Offshore oil rig
An offshore oil rig. The Obama administration paved the way for offshore oil drilling on the East Coast on July 18, 2014. Reuters

Updated 5:37 p.m. ET

U.S. oil and gas companies have been itching for decades to drill in the ocean off the Eastern Seaboard, where billions of barrels of oil are thought to be locked underground. But a longstanding moratorium has kept those coveted Atlantic Coast resources out of reach. Now, however, the Obama administration is clearing the way for what could be an offshore oil boom from Delaware down to Florida.

On Friday, the U.S. Bureau of Ocean Energy Management gave oil companies permission to scan the ocean floor for oil and gas deposits using powerful sonic blasts – a technology that the government estimates could harm nearly 140,000 sea creatures, including endangered whales and sea turtles, the Associated Press first reported. The sonic scanning allows oil exploration firms to gather preliminary data as they prepare to apply for federal drilling leases in 2018.

Energy experts said the sonic blast approval is an early move in what is likely to be a long and complicated exploration process. Much of the data on the Eastern Seaboard is decades old and largely speculative, and sonic scanning is one of many steps that lead to the eventual tapping of wells, said Fred Beach, an assistant director of energy policy at the Energy Institute at the University of Texas at Austin.

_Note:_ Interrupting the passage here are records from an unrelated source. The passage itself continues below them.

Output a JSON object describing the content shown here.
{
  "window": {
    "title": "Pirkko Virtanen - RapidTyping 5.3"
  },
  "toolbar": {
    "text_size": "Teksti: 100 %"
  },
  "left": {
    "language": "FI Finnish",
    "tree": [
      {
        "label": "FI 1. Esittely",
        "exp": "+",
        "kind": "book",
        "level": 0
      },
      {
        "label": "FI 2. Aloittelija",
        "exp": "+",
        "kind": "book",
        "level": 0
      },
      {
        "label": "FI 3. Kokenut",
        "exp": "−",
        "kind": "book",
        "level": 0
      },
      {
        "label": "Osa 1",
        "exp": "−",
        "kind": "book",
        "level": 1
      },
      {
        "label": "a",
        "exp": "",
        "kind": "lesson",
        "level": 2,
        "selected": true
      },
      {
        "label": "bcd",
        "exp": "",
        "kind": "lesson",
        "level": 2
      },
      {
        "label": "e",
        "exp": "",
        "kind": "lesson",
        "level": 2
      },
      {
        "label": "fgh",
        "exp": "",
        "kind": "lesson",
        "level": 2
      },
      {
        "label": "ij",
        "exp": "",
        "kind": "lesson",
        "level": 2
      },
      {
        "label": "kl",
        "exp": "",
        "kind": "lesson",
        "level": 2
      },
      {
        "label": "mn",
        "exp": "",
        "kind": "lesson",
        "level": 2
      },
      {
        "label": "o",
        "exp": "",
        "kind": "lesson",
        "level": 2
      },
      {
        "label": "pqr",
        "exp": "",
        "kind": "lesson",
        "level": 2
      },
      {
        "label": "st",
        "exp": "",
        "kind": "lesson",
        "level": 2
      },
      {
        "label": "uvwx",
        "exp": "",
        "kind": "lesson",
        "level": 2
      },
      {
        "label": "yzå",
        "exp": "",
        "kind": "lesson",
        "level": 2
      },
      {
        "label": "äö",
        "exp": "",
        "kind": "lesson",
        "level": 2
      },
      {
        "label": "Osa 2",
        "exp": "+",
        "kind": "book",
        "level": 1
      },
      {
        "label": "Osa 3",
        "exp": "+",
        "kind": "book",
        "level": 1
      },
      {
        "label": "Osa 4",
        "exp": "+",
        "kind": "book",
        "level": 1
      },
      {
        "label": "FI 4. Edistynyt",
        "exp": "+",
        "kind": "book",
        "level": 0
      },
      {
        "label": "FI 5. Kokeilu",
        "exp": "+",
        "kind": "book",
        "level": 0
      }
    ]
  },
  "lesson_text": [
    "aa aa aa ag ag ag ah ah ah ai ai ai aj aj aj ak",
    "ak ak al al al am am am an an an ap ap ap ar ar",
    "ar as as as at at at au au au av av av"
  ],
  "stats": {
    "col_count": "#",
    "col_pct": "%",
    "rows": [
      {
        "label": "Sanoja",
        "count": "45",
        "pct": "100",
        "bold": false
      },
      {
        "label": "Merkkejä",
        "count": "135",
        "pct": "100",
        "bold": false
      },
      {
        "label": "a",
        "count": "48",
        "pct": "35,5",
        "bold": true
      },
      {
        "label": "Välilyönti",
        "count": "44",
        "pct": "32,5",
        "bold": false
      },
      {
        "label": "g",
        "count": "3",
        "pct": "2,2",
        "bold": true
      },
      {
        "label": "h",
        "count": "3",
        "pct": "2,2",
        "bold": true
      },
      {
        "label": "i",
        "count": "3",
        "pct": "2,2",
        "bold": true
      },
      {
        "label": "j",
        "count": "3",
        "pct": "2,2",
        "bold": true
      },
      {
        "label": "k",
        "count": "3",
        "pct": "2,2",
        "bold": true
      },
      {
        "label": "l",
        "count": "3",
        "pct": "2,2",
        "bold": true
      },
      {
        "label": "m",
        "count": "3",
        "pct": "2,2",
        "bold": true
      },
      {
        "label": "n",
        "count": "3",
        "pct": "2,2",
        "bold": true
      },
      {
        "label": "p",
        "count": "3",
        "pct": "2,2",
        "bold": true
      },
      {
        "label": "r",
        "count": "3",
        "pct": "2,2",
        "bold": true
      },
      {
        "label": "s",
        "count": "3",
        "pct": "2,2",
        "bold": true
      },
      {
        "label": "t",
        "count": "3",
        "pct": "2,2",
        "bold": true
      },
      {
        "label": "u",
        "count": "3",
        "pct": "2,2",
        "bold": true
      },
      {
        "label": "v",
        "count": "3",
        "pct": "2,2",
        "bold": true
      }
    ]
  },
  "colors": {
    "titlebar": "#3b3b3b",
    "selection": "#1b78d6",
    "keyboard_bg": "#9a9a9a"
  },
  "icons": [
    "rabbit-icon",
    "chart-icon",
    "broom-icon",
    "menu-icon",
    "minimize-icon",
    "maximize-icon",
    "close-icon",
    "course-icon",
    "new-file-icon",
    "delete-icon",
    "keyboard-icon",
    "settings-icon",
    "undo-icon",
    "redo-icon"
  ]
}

The BOEM announcement “is kind of a baby step, but it’s an essential step,” Beach told International Business Times. He said the seismic surveying “is like doing a sonogram on a human, except you’re doing it through hundreds or thousands of feet of water and into the Earth’s crust.”

The “sonic cannons,” also called “seismic airguns,” are towed behind ships and shoot sound waves 100 times louder than a jet engine. The pulses of sound reverberate beneath the sea floor and bounce back to the surface, where computers translate the measurements into high-resolution 3-D images. The boats chug along, blasting sound waves, for weeks or months at a time. (View the bottom graphic for more details.)

“It’s like if you have a flashlight with a small beam, and you’re trying to look at a small area; you have to slowly scan it back and forth,” said Beach, who worked with similar sonar technology during his 25 years in the U.S. Navy.

Environmental groups and marine life experts denounced the Obama administration’s decision on Friday, arguing that the move not only presages increased greenhouse gas emissions, which will hasten global warming, but would create significant hazards for sea creatures that use sound to communicate across hundreds of miles. Most at risk are already endangered North Atlantic right whales, of which only 500 remain in the world.

“During this process, our government will jeopardize the health of large numbers of dolphins and whales as well as commercial and recreational fisheries, tourism and coastal recreation,” Claire Douglass, campaign director at Oceana, an international ocean conversation advocacy group, said in a statement. “With today’s decision, President Obama is bowing to pressure from Big Oil rather than listening to the thousands of voices calling on him to protect our natural resources and coastal economies.”

The BOEM acknowledged the environmental risks of sonar scanning but defended the rules, which the bureau spent years developing and for which it gathered more than 120,000 comments, the AP reported. The sonic cannons are already in use in the western Gulf of Mexico and the Arctic Ocean off Alaska’s North Slope, the only two regions currently open to U.S. offshore oil drilling.

"The bureau has identified a path forward that addresses the need to update the nearly four-decade-old data in the region while protecting marine life and cultural sites," acting BOEM Director Walter Cruickshank said in a statement, AP noted. "The bureau's decision reflects a carefully analyzed and balanced approach that will allow us to increase our understanding of potential offshore resources while protecting the human, marine, and coastal environments."

Beach, the energy policy expert, said that the sonic scanning is necessary to tell oil companies where to drill, “although until you drill the hole, it’s still a gamble.”

The bureau estimates that nearly 5 billion barrels of recoverable oil and nearly 38 trillion cubic feet of recoverable natural gas lie beneath U.S. waters in the Atlantic Ocean, but the actual numbers could prove to be lower – or much higher – once drilling actually starts offshore, he said.

While the BOEM is the lead for issuing federal offshore leases and drilling permits, the U.S. National Oceanic and Atmospheric Administration is pivotal in allowing oil exploration companies to conduct sonic scanning. Companies interested in such activities apply at the agency for “incidental harassment authorizations,” a NOAA spokeswoman said.

Offshore Oil Drilling Sonic Survey
An Oceana graphic shows how oil exploration firms use seismic airguns, or sonic cannons, to search for oil and gas deposits under water. Oceana